It may seem that questions about human responsibility toward the natural world are new, but there are long-standing traditions within Western philosophy of arguing for ethical behavior in relation to nature, whether to benefit humans or to help non-humans. This course offers a critical and historical analysis of selected texts that identify human beings as a distinctively ethical species within the natural world, with particular attention to the emergence of normative theories that rank humans with and against other natural beings. Topics include: definitions of wilderness and property; agriculture, industrialization, and consumerism as historic transformations of humanity; social hierarchies based on perceived natural abilities; ideas of natural rights; conservation and environmentalism; and animal rights. Readings include Aristotle, Locke, Kant, Rousseau, Bentham, Malthus, Mill, Emerson, Marx, Darwin, Nietzsche, and Singer. We also examine how contemporary debates over the human place within nature have continued to cite and critique normative traditions defined in the past.
ITAL S-Aa Study Abroad in Venice, Italy: Beginning Italian (32623)
For students with little or no knowledge of Italian and no previous formal study of the language. This course aims at achieving basic communication skills and vocabulary. Emphasis is on oral expression and listening comprehension.
The application period is now closed.
Students must be at least 18 years old, have completed at least one year of college or be a first-year student, and be in good academic standing to apply.
The application materials, outlined below, are due January 31, 2013:
- A completed online application that includes:
- A $50 nonrefundable application fee.
- A statement describing your overall academic interests and your reasons for wanting to study in Venice this summer. In your statement you should discuss any relevant coursework you have taken and address how you think your experience in Venice will shape your intellectual and social development.
- Transcripts (student record accepted for Harvard students).

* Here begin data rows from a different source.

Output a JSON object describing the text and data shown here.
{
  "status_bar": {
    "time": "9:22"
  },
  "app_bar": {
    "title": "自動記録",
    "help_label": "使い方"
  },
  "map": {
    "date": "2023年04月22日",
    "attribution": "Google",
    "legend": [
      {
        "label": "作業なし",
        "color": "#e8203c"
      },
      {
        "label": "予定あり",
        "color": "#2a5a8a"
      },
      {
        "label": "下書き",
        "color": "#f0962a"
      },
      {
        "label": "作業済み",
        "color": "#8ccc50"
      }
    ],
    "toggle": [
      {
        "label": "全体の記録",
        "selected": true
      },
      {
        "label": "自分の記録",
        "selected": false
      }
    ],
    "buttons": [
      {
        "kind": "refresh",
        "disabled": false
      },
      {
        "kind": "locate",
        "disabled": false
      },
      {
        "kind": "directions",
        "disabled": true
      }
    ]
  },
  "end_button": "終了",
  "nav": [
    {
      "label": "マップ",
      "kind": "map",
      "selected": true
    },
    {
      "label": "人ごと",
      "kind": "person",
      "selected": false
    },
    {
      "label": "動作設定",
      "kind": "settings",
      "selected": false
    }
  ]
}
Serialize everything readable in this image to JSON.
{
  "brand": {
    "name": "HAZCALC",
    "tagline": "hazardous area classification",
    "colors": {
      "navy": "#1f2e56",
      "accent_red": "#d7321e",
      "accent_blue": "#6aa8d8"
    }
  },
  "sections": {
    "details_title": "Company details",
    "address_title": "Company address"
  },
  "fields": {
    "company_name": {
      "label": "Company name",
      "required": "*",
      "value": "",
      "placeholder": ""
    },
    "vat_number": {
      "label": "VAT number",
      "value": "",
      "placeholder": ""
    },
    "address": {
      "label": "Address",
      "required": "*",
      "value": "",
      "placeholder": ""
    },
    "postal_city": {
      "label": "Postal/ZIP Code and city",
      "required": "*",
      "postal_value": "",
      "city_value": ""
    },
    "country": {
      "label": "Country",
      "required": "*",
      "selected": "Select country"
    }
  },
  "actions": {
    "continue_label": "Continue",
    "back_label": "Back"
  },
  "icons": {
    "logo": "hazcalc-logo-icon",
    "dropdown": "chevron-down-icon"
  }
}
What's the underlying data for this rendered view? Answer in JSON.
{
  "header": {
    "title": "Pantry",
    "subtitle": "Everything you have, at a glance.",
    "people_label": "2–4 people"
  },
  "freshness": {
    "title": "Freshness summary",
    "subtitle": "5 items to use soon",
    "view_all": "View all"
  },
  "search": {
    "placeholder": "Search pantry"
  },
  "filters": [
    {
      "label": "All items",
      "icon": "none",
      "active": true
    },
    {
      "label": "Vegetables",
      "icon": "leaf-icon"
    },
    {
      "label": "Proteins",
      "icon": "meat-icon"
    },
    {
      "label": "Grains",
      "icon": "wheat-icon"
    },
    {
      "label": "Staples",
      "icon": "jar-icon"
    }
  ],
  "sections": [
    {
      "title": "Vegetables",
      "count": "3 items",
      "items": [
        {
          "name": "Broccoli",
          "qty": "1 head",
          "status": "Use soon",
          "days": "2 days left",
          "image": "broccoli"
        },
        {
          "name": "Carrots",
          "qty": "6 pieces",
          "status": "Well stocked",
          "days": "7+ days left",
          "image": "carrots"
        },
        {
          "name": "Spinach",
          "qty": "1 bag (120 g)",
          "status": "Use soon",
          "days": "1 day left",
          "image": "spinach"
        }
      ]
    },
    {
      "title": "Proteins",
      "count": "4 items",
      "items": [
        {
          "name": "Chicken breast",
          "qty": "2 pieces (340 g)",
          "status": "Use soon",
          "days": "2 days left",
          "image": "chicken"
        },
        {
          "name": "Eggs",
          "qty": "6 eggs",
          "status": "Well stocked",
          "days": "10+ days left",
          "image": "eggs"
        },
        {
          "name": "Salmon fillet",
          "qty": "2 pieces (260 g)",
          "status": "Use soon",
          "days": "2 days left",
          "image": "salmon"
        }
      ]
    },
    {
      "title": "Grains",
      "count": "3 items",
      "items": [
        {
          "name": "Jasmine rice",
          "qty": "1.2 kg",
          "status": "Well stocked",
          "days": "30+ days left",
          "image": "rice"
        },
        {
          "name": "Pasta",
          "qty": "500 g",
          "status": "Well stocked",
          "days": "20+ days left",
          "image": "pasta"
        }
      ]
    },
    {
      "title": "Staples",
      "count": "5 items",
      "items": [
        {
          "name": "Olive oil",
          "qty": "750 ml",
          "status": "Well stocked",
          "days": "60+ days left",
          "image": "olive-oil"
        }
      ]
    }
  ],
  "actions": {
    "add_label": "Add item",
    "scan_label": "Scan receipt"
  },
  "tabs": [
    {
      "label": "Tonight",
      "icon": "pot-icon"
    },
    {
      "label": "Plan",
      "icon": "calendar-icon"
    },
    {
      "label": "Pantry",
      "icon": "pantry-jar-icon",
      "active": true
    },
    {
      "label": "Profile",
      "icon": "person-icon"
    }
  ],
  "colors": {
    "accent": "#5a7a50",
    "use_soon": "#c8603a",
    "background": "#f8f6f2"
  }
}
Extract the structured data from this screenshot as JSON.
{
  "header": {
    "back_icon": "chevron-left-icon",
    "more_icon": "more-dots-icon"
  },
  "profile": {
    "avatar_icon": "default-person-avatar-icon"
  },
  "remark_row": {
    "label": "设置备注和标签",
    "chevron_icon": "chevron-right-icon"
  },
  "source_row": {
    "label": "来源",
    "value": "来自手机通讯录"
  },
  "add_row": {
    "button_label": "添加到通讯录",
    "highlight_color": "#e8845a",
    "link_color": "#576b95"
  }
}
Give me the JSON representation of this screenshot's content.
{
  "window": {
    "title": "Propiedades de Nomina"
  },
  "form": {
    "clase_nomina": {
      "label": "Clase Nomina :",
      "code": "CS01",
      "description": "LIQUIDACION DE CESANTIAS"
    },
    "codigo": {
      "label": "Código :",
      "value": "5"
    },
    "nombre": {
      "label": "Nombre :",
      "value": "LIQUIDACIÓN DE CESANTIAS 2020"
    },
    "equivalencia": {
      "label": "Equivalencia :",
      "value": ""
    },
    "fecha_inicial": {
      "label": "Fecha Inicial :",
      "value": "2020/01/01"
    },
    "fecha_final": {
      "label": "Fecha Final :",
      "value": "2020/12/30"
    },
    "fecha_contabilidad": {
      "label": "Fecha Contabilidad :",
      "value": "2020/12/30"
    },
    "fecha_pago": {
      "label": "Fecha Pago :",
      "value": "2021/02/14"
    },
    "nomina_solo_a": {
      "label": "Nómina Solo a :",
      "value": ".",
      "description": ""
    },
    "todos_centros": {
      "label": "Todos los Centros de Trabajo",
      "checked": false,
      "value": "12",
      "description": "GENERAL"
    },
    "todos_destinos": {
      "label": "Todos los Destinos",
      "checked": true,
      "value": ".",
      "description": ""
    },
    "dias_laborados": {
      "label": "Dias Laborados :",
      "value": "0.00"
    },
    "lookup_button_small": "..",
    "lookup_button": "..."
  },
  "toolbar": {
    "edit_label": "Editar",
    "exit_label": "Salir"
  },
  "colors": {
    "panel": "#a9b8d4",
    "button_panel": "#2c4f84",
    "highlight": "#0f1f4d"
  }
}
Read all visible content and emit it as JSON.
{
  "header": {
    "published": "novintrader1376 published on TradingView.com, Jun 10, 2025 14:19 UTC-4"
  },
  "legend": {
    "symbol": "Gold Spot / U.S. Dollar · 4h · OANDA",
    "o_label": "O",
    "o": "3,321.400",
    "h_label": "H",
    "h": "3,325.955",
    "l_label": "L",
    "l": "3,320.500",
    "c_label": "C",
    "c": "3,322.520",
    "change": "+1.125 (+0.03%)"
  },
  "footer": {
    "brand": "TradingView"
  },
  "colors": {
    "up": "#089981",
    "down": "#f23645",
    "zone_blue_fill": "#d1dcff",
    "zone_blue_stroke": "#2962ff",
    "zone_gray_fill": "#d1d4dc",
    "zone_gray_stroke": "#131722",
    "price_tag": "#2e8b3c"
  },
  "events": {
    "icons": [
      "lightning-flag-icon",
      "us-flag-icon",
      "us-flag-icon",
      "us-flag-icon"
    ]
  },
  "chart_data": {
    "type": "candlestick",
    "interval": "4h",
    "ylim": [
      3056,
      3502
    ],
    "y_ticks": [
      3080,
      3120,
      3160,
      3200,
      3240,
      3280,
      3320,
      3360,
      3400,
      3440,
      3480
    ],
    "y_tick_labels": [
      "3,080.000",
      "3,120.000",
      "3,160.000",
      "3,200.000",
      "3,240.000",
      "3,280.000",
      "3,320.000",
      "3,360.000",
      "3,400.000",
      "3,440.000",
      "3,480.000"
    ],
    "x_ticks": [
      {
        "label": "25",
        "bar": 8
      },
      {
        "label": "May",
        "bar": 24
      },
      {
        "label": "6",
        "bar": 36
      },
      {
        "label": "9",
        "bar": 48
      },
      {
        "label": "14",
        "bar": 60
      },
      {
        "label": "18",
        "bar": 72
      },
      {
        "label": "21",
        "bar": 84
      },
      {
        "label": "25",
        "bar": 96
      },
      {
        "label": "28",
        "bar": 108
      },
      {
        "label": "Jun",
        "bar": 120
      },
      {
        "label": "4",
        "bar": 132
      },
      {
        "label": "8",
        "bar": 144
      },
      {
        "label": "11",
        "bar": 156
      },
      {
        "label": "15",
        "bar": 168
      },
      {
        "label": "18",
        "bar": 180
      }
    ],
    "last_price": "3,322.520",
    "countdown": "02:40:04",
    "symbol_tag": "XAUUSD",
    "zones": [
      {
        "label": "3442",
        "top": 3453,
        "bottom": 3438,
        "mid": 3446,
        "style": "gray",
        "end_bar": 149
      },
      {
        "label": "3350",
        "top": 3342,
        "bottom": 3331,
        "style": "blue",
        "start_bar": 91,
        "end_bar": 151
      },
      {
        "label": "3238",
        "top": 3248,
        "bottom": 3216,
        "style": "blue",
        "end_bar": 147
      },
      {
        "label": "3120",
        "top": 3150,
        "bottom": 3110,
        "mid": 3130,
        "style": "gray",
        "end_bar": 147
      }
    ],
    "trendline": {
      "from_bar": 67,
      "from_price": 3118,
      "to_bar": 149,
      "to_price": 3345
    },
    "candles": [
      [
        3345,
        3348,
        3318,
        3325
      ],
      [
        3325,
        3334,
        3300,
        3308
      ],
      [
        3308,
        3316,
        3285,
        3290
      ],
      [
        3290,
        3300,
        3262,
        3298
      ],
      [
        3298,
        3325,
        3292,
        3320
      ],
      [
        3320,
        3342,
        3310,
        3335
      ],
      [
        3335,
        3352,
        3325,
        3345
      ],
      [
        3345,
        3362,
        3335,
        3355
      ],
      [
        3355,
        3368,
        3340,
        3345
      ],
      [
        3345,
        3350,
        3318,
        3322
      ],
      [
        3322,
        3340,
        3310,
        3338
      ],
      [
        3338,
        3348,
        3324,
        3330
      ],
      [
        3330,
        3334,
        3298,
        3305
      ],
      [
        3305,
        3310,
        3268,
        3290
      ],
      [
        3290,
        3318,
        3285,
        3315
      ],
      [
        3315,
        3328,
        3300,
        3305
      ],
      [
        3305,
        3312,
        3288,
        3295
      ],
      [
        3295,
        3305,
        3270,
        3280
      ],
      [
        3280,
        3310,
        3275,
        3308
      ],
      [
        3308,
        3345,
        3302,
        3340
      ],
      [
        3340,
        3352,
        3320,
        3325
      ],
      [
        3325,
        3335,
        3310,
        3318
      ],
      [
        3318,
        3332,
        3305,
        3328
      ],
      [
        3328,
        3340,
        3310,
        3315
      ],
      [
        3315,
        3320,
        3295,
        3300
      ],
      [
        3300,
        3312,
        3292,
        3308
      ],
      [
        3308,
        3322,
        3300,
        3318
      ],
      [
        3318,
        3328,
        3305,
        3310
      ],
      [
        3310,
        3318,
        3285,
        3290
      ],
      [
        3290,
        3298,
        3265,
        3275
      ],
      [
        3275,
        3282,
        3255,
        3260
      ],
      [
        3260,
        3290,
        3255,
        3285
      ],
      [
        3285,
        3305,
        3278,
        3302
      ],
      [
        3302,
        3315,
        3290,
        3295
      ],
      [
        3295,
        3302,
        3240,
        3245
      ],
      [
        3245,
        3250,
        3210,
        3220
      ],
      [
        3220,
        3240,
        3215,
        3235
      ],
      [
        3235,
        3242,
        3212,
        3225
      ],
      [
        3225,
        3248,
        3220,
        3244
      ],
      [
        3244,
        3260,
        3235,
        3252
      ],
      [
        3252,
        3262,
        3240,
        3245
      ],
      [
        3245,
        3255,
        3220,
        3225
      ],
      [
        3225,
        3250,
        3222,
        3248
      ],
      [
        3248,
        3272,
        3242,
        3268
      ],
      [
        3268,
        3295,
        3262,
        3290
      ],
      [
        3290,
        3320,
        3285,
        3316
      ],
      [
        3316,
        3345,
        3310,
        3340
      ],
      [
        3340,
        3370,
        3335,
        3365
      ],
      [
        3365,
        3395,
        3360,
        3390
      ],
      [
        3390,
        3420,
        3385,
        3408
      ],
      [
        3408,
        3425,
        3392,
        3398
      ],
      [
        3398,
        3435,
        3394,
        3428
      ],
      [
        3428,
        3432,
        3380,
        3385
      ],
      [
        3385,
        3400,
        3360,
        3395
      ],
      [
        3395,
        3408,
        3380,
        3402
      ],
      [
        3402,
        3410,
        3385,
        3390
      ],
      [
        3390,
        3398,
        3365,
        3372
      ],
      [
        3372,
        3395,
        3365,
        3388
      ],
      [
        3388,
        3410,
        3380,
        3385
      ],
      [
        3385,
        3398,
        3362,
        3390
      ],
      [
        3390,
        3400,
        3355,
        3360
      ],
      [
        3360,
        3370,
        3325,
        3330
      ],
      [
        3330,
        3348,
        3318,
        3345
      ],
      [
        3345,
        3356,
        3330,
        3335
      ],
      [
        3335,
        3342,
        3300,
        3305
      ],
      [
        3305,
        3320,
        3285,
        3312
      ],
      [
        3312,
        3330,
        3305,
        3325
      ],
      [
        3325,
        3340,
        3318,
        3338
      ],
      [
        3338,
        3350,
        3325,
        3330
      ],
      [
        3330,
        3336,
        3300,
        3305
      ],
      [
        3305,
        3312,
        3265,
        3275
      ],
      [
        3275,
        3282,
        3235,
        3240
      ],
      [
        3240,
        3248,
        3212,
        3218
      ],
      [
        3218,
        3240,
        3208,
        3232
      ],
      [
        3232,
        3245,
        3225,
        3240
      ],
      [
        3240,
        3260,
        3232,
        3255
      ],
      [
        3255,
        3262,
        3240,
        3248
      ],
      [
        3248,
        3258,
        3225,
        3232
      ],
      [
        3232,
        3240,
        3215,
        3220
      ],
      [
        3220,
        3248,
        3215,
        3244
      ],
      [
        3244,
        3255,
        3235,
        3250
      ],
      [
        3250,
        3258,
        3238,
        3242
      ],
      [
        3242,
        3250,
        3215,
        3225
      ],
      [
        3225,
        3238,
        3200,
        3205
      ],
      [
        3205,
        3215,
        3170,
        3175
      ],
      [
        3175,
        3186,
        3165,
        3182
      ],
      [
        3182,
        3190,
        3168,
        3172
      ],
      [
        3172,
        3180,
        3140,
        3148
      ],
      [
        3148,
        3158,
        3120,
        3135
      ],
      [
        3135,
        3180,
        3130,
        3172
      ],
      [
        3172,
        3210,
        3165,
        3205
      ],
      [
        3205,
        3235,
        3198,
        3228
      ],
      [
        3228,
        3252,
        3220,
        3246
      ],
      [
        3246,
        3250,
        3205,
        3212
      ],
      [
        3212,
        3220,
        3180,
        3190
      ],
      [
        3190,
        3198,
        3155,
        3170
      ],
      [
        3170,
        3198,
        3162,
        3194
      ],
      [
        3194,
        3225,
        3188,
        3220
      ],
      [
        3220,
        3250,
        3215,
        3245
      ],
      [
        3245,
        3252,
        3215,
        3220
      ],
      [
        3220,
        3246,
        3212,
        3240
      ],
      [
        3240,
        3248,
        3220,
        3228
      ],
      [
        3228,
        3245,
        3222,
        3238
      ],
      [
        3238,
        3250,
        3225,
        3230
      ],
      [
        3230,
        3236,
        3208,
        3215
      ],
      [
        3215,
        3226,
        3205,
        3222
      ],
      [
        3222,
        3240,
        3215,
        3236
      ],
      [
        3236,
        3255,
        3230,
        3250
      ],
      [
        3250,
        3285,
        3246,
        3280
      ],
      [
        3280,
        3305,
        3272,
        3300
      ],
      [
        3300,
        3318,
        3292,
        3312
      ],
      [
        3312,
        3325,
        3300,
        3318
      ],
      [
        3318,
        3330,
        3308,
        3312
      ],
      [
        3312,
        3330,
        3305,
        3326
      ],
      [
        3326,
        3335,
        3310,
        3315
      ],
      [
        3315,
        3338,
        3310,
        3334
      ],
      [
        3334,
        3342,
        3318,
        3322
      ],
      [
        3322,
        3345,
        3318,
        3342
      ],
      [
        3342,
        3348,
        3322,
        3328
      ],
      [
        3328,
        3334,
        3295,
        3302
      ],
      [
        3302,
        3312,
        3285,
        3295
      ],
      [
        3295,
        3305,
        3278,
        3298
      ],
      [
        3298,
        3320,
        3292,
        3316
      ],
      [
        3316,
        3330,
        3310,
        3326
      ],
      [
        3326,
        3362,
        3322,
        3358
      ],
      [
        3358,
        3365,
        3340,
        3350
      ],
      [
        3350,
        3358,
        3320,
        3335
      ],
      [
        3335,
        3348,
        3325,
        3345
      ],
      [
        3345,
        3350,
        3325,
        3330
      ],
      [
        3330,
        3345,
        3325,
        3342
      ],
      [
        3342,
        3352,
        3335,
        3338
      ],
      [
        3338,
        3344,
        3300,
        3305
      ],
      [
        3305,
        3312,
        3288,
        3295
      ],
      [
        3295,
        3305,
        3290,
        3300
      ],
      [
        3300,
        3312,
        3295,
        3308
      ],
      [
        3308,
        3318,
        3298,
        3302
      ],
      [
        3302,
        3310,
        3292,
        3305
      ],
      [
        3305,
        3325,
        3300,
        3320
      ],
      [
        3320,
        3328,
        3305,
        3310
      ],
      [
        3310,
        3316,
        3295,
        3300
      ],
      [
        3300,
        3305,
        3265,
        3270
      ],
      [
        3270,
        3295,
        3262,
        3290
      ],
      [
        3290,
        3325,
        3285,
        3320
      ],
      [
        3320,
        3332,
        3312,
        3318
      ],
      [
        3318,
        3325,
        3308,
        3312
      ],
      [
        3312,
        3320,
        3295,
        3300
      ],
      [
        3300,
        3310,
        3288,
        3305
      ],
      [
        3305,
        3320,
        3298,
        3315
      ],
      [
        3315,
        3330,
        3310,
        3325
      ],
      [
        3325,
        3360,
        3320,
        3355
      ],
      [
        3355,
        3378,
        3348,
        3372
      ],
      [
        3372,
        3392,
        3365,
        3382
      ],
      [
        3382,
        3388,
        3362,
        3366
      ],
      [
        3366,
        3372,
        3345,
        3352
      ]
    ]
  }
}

Students will be notified of admission decisions by mid-February.
There is a nonrefundable $50 application fee. The cost of the program is $7,750 and includes the following:
- Room and breakfast
- All scheduled excursions and extracurricular activities
In addition to the program fee, students are responsible for:
- A health insurance fee (waived if students have US insurance that provides coverage outside the United States)
- Transportation to and from Venice
- The cost of passports and visas (if the latter is needed)
- Any immunizations
- Meals (lunch and dinner)
See a sample budget for estimated expenses.
How to pay and funding options
See Funding and Payment for payment deadlines, deposit amounts, and more information, including funding options for Harvard College students.
Students stay in local dormitories on Giudecca Island. All rooms are doubles and do not include air conditioning. With the exception of breakfast (for which meal cards are provided), students are responsible for their own meals. Dorms have limited kitchen access. Venice has many restaurants, bars, cafes, and pasticciere. Students have the opportunity to shop at the local markets and frequent the restaurants and bars in their neighborhood. Cafeterias offering low-cost meals are another option.
Contact the Venice program coordinator, firstname.lastname@example.org.
Students with disabilities
Students should contact the disability services coordinator as soon as possible. See Students with Disabilities for more information.